Collected data:
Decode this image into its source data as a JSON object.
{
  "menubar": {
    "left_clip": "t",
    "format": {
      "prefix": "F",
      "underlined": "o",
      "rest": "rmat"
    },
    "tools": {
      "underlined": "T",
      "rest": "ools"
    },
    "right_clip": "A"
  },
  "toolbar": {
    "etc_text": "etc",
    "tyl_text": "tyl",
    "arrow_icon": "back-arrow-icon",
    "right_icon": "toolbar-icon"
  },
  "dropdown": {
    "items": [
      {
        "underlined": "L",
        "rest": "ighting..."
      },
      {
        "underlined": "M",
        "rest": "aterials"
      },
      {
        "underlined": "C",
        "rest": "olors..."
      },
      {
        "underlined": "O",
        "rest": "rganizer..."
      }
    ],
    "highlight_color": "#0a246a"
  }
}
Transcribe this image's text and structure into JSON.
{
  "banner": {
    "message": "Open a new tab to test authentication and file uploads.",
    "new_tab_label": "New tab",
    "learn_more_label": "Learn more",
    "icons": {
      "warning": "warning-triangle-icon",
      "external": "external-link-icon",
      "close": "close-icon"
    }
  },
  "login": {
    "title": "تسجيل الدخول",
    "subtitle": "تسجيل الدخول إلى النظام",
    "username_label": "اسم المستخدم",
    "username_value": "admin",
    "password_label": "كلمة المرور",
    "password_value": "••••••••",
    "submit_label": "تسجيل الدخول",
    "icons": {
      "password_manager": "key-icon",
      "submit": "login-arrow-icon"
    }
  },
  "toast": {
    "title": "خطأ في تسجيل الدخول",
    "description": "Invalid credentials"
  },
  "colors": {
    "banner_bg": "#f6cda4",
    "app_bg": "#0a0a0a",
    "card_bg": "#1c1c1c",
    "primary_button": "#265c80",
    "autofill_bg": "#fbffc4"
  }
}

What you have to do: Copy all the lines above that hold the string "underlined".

Output of the task:
      "underlined": "o",
      "underlined": "T",
        "underlined": "L",
        "underlined": "M",
        "underlined": "C",
        "underlined": "O",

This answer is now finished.